Filter these entries so that only lines with the word "inte" remain.
════
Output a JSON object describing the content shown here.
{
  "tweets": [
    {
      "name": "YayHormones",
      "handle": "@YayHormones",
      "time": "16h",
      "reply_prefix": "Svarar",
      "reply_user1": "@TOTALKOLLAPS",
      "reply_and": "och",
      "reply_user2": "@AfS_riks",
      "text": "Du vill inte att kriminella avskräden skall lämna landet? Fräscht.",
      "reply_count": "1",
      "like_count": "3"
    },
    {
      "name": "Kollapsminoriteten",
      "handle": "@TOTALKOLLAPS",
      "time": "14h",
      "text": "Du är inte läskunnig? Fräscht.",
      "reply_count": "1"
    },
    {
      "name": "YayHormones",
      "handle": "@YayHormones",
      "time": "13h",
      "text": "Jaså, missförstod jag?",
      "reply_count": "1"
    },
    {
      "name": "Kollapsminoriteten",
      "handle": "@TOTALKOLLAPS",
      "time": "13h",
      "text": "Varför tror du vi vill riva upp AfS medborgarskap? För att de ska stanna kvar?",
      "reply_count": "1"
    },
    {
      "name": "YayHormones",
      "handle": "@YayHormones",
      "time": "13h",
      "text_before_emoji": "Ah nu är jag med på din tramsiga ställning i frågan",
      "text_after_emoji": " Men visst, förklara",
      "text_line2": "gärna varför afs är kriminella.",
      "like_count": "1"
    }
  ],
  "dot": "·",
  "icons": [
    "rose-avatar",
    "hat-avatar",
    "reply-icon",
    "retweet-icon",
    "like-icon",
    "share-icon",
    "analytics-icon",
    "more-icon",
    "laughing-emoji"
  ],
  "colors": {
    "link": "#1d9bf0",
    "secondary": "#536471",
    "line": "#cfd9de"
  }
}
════
RESPONSE TO THE TASK:
      "text": "Du vill inte att kriminella avskräden skall lämna landet? Fräscht.",
      "text": "Du är inte läskunnig? Fräscht.",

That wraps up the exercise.